DATA FOR REVIEW START

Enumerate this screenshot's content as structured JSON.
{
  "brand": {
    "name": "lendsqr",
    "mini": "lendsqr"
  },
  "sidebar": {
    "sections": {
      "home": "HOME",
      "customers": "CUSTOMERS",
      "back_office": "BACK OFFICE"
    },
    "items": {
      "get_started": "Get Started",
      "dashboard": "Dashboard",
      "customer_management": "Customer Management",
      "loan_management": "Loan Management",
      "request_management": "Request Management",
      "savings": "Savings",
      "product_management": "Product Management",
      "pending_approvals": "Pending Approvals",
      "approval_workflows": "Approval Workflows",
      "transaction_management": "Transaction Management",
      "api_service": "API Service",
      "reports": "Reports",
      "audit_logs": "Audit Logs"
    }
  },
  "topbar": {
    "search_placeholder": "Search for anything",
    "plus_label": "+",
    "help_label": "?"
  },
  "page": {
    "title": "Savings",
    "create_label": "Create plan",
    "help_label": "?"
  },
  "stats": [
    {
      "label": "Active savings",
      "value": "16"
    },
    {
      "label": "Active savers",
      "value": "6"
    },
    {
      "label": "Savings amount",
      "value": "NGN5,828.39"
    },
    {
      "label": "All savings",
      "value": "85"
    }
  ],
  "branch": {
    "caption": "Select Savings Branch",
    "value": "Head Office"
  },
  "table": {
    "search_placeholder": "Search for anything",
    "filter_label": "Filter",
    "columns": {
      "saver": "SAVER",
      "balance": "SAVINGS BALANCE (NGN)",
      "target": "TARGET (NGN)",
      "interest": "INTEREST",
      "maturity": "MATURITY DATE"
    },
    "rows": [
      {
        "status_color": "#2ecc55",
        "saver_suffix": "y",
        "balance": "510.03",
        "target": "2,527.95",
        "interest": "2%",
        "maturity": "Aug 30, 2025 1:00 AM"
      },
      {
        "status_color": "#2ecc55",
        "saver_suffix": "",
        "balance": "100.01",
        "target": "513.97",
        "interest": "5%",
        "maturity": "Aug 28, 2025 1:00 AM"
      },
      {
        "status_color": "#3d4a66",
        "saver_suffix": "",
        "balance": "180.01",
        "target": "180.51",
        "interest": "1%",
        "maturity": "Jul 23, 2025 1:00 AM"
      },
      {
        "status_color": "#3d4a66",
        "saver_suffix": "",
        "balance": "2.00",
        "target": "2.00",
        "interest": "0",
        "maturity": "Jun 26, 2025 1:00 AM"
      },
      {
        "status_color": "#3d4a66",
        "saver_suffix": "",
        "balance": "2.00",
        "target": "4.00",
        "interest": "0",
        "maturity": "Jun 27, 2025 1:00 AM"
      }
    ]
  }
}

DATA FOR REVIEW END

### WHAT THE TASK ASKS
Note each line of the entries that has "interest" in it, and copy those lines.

### ANSWER SPACE
      "interest": "INTEREST",
        "interest": "2%",
        "interest": "5%",
        "interest": "1%",
        "interest": "0",
        "interest": "0",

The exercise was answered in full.